Component data from apps and pages

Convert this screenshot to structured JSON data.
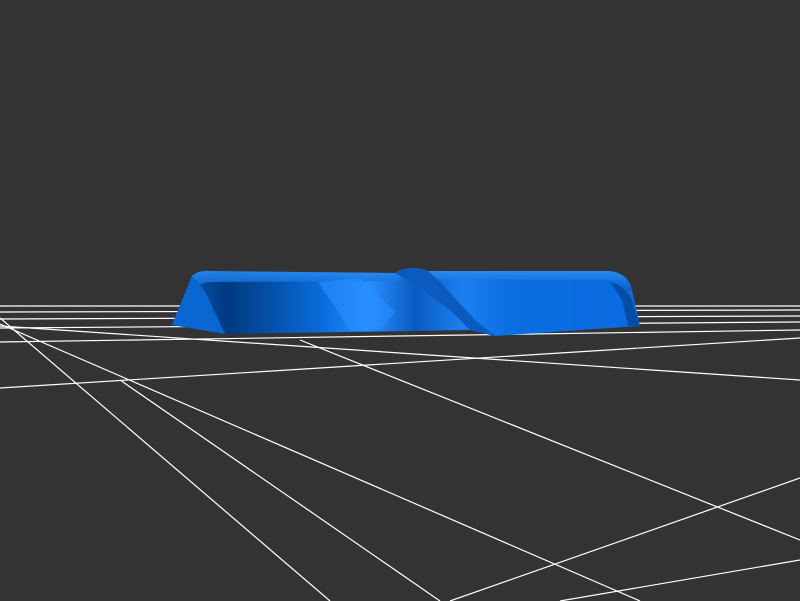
{
  "scene": {
    "background_color": "#333333",
    "grid_color": "#ffffff",
    "model": {
      "name": "blue-twisted-bar-model",
      "base_color": "#0a6fe0",
      "highlight_color": "#2a8fff",
      "shadow_color": "#003a80"
    }
  }
}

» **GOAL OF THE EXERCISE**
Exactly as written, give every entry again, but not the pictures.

» **ANSWER SECTION**
Convert this screenshot to structured JSON data.
{
  "scene": {
    "background_color": "#333333",
    "grid_color": "#ffffff",
    "model": {
      "name": "blue-twisted-bar-model",
      "base_color": "#0a6fe0",
      "highlight_color": "#2a8fff",
      "shadow_color": "#003a80"
    }
  }
}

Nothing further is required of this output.